Officer’s use of force ‘not proportionate’
The Independent Office for Police Conduct (IOPC) has found that a close protection officer used “disproportionate” force on a photojournalist at a Labour Party rally the day before last year’s general election.
Police Constable Mark Dawson of the Metropolitan Police Service (MPS) Royalty and Specialist Protection Command restrained the photographer on the ground as a media throng attempted to get close to Labour leader Jeremy Corbyn when he left the stage.
A complaint was received by the MPS from the photographer, who suffered minor physical injuries and damage to his camera, and the force voluntarily referred the case to the IOPC.
PC Dawson has been found to have breached the standards of professional behaviour and given a final written warning after an MPS misconduct hearing on Tuesday (November 20).
The IOPC investigation analysed still photographs and video footage of the incident in Colwyn Bay on June 7 and witness accounts from journalists, stewards and police officers. It concluded in November 2017, and the MPS agreed with the IOPC that PC Dawson should face a misconduct hearing, although the Crown Prosecution Service made the decision not to proceed with criminal charges.

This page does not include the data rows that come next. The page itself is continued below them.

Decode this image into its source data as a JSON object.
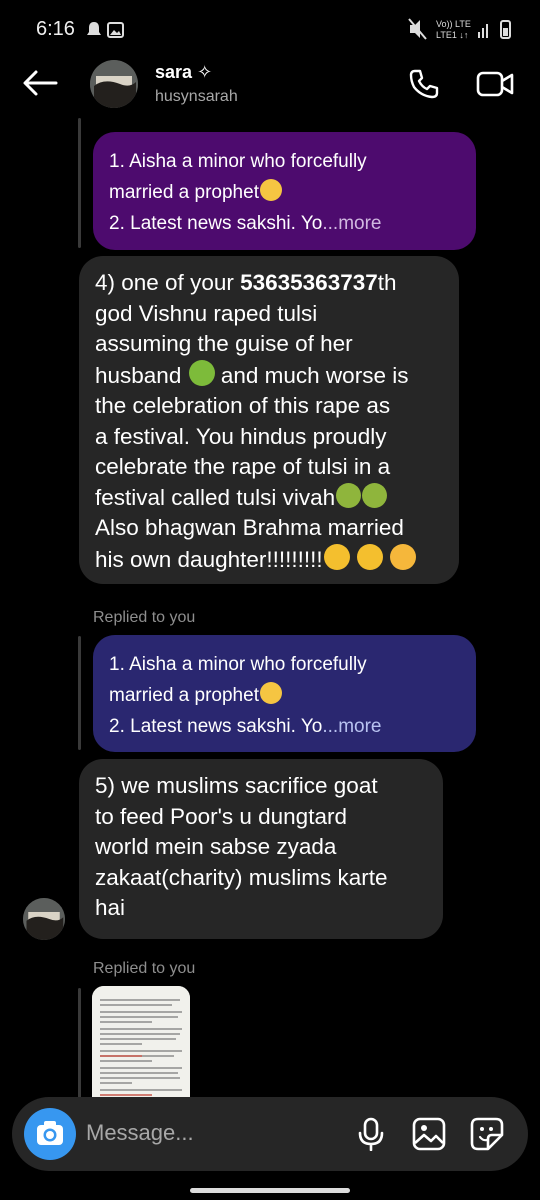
{
  "status_bar": {
    "time": "6:16",
    "network_top": "Vo)) LTE",
    "network_bottom": "LTE1 ↓↑"
  },
  "header": {
    "name": "sara",
    "handle": "husynsarah"
  },
  "messages": {
    "reply1": {
      "line1": "1. Aisha a minor who forcefully",
      "line2": "married a prophet",
      "line3": "2. Latest news sakshi. Yo",
      "more": "...more"
    },
    "msg4": {
      "prefix": "4) one of your ",
      "bold": "53635363737",
      "after_bold": "th",
      "lines": [
        "god Vishnu raped tulsi",
        "assuming the guise of her",
        "husband",
        "and much worse is",
        "the celebration of this rape as",
        "a festival. You hindus proudly",
        "celebrate the rape of tulsi in a",
        "festival called tulsi vivah",
        "Also bhagwan Brahma married",
        "his own daughter!!!!!!!!!"
      ]
    },
    "replied_label": "Replied to you",
    "reply2": {
      "line1": "1. Aisha a minor who forcefully",
      "line2": "married a prophet",
      "line3": "2. Latest news sakshi. Yo",
      "more": "...more"
    },
    "msg5": {
      "lines": [
        "5) we muslims sacrifice goat",
        "to feed Poor's u dungtard",
        "world mein sabse zyada",
        "zakaat(charity) muslims karte",
        "hai"
      ]
    },
    "replied_label_2": "Replied to you"
  },
  "composer": {
    "placeholder": "Message..."
  },
  "colors": {
    "reply1_bg": "#4d0b6e",
    "reply2_bg": "#2a2770",
    "message_bg": "#262626",
    "camera_bg": "#3797f0"
  }
}
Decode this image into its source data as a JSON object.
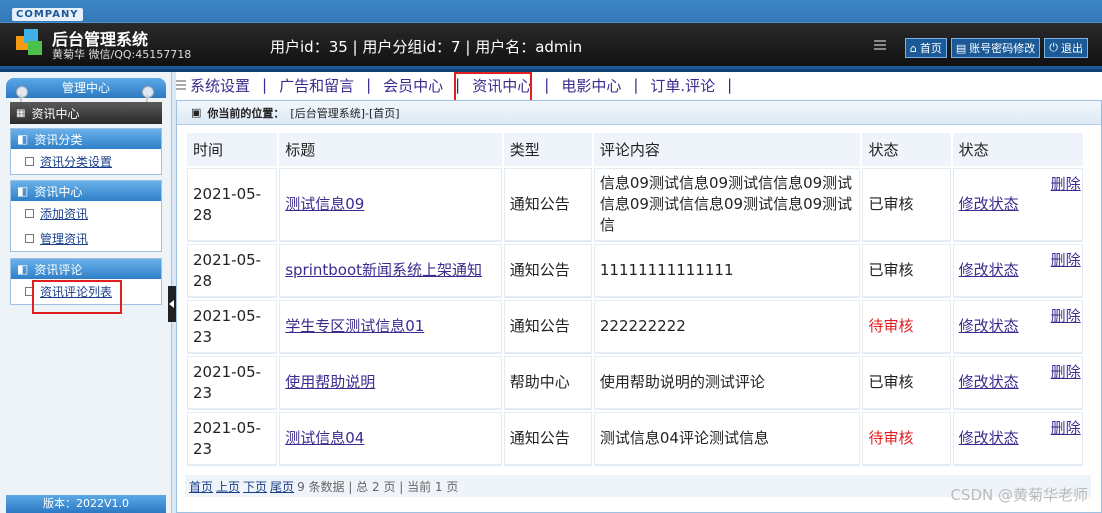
{
  "header": {
    "company": "COMPANY",
    "title": "后台管理系统",
    "subtitle": "黄菊华 微信/QQ:45157718",
    "user_info": "用户id：35 | 用户分组id：7 | 用户名：admin",
    "links": [
      {
        "label": "首页",
        "icon": "home-icon"
      },
      {
        "label": "账号密码修改",
        "icon": "form-icon"
      },
      {
        "label": "退出",
        "icon": "power-icon"
      }
    ]
  },
  "sidebar": {
    "mgmt_title": "管理中心",
    "current": "资讯中心",
    "groups": [
      {
        "title": "资讯分类",
        "items": [
          "资讯分类设置"
        ]
      },
      {
        "title": "资讯中心",
        "items": [
          "添加资讯",
          "管理资讯"
        ]
      },
      {
        "title": "资讯评论",
        "items": [
          "资讯评论列表"
        ]
      }
    ],
    "version": "版本：2022V1.0"
  },
  "menu": {
    "items": [
      "系统设置",
      "广告和留言",
      "会员中心",
      "资讯中心",
      "电影中心",
      "订单.评论"
    ],
    "active_index": 3
  },
  "main": {
    "location_label": "你当前的位置：",
    "location_path": "[后台管理系统]-[首页]",
    "columns": [
      "时间",
      "标题",
      "类型",
      "评论内容",
      "状态",
      "状态"
    ],
    "rows": [
      {
        "time": "2021-05-28",
        "title": "测试信息09",
        "type": "通知公告",
        "content": "信息09测试信息09测试信信息09测试信息09测试信信息09测试信息09测试信",
        "status": "已审核",
        "edit": "修改状态",
        "del": "删除"
      },
      {
        "time": "2021-05-28",
        "title": "sprintboot新闻系统上架通知",
        "type": "通知公告",
        "content": "11111111111111",
        "status": "已审核",
        "edit": "修改状态",
        "del": "删除"
      },
      {
        "time": "2021-05-23",
        "title": "学生专区测试信息01",
        "type": "通知公告",
        "content": "222222222",
        "status": "待审核",
        "edit": "修改状态",
        "del": "删除"
      },
      {
        "time": "2021-05-23",
        "title": "使用帮助说明",
        "type": "帮助中心",
        "content": "使用帮助说明的测试评论",
        "status": "已审核",
        "edit": "修改状态",
        "del": "删除"
      },
      {
        "time": "2021-05-23",
        "title": "测试信息04",
        "type": "通知公告",
        "content": "测试信息04评论测试信息",
        "status": "待审核",
        "edit": "修改状态",
        "del": "删除"
      }
    ],
    "pager": {
      "first": "首页",
      "prev": "上页",
      "next": "下页",
      "last": "尾页",
      "summary": "9 条数据 | 总 2 页 | 当前 1 页"
    }
  },
  "watermark": "CSDN @黄菊华老师",
  "colors": {
    "accent": "#2c78c2",
    "pending": "#e02020",
    "link": "#3d2a8f",
    "highlight": "#e02020"
  }
}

Jonathan Green, IOPC regional director, said: “This police interaction with a member of the press occurred in public view at a large event, and it was important for public confidence that we independently investigate the matter.
“It took place in a pressured environment the day before the general election, when the threat to any party political event would be considered high.
“Police use of force must be proportionate, necessary and reasonable and the individual officer must be able to justify it.
“Our investigation concluded the officer’s actions could be considered disproportionate, and the MPS agreed. A panel has now ruled that PC Dawson was in breach of professional standards and he has been given a final written warning.”